[Brief] When a line in the data below includes "icon", pick it out and copy it.
(Beginning of Provided data)
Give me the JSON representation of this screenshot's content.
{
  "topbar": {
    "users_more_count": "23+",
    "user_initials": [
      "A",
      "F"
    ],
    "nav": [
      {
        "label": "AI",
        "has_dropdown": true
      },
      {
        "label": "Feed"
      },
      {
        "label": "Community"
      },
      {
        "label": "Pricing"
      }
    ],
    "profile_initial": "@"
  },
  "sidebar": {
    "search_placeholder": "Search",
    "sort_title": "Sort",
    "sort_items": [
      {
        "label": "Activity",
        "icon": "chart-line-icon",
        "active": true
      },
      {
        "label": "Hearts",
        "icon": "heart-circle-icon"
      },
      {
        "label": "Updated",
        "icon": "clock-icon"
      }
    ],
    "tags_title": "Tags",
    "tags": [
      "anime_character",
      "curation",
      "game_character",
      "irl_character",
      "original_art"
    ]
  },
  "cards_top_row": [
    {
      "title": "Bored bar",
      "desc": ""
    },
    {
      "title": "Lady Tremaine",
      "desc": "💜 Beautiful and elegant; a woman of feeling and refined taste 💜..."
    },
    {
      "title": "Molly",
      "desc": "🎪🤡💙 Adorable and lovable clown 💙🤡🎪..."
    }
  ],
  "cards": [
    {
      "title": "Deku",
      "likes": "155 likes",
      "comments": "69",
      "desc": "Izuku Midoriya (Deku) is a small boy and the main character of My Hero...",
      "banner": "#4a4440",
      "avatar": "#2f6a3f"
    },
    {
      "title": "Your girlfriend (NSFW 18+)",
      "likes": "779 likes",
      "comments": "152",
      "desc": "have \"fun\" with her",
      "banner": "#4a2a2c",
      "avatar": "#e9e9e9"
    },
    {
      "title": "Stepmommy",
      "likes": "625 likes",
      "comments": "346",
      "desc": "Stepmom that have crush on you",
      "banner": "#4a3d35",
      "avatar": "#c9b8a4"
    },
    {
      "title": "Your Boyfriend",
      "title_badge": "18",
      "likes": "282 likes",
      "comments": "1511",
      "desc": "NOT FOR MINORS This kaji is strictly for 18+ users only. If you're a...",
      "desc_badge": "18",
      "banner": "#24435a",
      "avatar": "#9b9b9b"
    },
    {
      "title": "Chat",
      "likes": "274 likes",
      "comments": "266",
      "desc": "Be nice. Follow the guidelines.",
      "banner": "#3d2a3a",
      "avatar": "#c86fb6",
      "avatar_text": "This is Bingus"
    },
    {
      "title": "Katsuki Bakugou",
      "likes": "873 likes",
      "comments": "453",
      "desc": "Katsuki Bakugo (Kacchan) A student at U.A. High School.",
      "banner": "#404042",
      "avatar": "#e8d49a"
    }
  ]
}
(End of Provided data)
[Response below]
        "icon": "chart-line-icon",
        "icon": "heart-circle-icon"
        "icon": "clock-icon"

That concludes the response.